Element data from apps and pages
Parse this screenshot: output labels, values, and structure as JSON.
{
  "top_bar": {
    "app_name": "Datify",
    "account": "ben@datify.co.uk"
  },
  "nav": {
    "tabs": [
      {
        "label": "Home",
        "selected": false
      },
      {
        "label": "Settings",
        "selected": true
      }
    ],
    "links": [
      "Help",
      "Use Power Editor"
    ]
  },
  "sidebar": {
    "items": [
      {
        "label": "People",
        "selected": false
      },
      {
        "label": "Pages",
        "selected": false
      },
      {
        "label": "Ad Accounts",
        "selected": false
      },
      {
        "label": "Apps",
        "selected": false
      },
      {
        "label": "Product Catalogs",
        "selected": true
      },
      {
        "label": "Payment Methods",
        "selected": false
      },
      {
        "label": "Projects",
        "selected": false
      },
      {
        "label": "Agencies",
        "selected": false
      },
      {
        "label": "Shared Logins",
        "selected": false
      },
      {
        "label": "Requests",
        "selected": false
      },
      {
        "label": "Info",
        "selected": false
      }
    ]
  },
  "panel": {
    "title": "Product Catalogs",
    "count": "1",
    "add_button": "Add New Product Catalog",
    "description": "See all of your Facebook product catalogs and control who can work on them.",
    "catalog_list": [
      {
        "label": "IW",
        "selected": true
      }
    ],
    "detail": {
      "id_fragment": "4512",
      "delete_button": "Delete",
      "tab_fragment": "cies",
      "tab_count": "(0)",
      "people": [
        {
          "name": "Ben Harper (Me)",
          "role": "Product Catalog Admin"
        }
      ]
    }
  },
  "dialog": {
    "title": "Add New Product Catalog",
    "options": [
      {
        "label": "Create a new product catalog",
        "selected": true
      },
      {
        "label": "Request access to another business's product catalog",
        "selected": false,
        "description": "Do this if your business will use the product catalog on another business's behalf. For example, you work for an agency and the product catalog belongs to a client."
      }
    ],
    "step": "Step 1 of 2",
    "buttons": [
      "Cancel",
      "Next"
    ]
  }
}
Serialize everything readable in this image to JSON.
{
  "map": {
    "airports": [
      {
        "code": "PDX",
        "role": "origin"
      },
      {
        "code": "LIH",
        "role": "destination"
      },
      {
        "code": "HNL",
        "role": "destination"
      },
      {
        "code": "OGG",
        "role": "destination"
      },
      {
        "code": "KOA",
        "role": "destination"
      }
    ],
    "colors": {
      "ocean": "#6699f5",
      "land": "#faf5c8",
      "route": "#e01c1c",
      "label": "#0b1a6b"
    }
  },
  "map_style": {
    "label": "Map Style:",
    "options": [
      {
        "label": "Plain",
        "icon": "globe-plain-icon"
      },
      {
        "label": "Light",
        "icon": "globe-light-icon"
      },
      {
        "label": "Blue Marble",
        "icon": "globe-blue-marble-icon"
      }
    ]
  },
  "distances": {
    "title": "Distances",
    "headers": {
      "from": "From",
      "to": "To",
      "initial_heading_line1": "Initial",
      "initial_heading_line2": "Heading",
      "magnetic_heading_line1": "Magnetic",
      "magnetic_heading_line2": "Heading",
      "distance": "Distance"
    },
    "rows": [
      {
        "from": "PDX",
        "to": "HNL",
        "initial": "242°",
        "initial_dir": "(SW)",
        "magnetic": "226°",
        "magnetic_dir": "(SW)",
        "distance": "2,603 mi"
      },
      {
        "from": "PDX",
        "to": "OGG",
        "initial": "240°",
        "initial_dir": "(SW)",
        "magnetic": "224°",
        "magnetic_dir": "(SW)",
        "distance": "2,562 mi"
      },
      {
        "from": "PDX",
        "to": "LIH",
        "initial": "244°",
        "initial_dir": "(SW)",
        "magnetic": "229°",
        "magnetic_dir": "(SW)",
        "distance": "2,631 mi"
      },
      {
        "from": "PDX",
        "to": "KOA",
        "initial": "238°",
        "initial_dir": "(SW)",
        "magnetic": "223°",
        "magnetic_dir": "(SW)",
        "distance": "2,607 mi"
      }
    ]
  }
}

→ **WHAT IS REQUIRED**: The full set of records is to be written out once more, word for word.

→ **TASK SOLUTION**:
Parse this screenshot: output labels, values, and structure as JSON.
{
  "top_bar": {
    "app_name": "Datify",
    "account": "ben@datify.co.uk"
  },
  "nav": {
    "tabs": [
      {
        "label": "Home",
        "selected": false
      },
      {
        "label": "Settings",
        "selected": true
      }
    ],
    "links": [
      "Help",
      "Use Power Editor"
    ]
  },
  "sidebar": {
    "items": [
      {
        "label": "People",
        "selected": false
      },
      {
        "label": "Pages",
        "selected": false
      },
      {
        "label": "Ad Accounts",
        "selected": false
      },
      {
        "label": "Apps",
        "selected": false
      },
      {
        "label": "Product Catalogs",
        "selected": true
      },
      {
        "label": "Payment Methods",
        "selected": false
      },
      {
        "label": "Projects",
        "selected": false
      },
      {
        "label": "Agencies",
        "selected": false
      },
      {
        "label": "Shared Logins",
        "selected": false
      },
      {
        "label": "Requests",
        "selected": false
      },
      {
        "label": "Info",
        "selected": false
      }
    ]
  },
  "panel": {
    "title": "Product Catalogs",
    "count": "1",
    "add_button": "Add New Product Catalog",
    "description": "See all of your Facebook product catalogs and control who can work on them.",
    "catalog_list": [
      {
        "label": "IW",
        "selected": true
      }
    ],
    "detail": {
      "id_fragment": "4512",
      "delete_button": "Delete",
      "tab_fragment": "cies",
      "tab_count": "(0)",
      "people": [
        {
          "name": "Ben Harper (Me)",
          "role": "Product Catalog Admin"
        }
      ]
    }
  },
  "dialog": {
    "title": "Add New Product Catalog",
    "options": [
      {
        "label": "Create a new product catalog",
        "selected": true
      },
      {
        "label": "Request access to another business's product catalog",
        "selected": false,
        "description": "Do this if your business will use the product catalog on another business's behalf. For example, you work for an agency and the product catalog belongs to a client."
      }
    ],
    "step": "Step 1 of 2",
    "buttons": [
      "Cancel",
      "Next"
    ]
  }
}
Serialize everything readable in this image to JSON.
{
  "map": {
    "airports": [
      {
        "code": "PDX",
        "role": "origin"
      },
      {
        "code": "LIH",
        "role": "destination"
      },
      {
        "code": "HNL",
        "role": "destination"
      },
      {
        "code": "OGG",
        "role": "destination"
      },
      {
        "code": "KOA",
        "role": "destination"
      }
    ],
    "colors": {
      "ocean": "#6699f5",
      "land": "#faf5c8",
      "route": "#e01c1c",
      "label": "#0b1a6b"
    }
  },
  "map_style": {
    "label": "Map Style:",
    "options": [
      {
        "label": "Plain",
        "icon": "globe-plain-icon"
      },
      {
        "label": "Light",
        "icon": "globe-light-icon"
      },
      {
        "label": "Blue Marble",
        "icon": "globe-blue-marble-icon"
      }
    ]
  },
  "distances": {
    "title": "Distances",
    "headers": {
      "from": "From",
      "to": "To",
      "initial_heading_line1": "Initial",
      "initial_heading_line2": "Heading",
      "magnetic_heading_line1": "Magnetic",
      "magnetic_heading_line2": "Heading",
      "distance": "Distance"
    },
    "rows": [
      {
        "from": "PDX",
        "to": "HNL",
        "initial": "242°",
        "initial_dir": "(SW)",
        "magnetic": "226°",
        "magnetic_dir": "(SW)",
        "distance": "2,603 mi"
      },
      {
        "from": "PDX",
        "to": "OGG",
        "initial": "240°",
        "initial_dir": "(SW)",
        "magnetic": "224°",
        "magnetic_dir": "(SW)",
        "distance": "2,562 mi"
      },
      {
        "from": "PDX",
        "to": "LIH",
        "initial": "244°",
        "initial_dir": "(SW)",
        "magnetic": "229°",
        "magnetic_dir": "(SW)",
        "distance": "2,631 mi"
      },
      {
        "from": "PDX",
        "to": "KOA",
        "initial": "238°",
        "initial_dir": "(SW)",
        "magnetic": "223°",
        "magnetic_dir": "(SW)",
        "distance": "2,607 mi"
      }
    ]
  }
}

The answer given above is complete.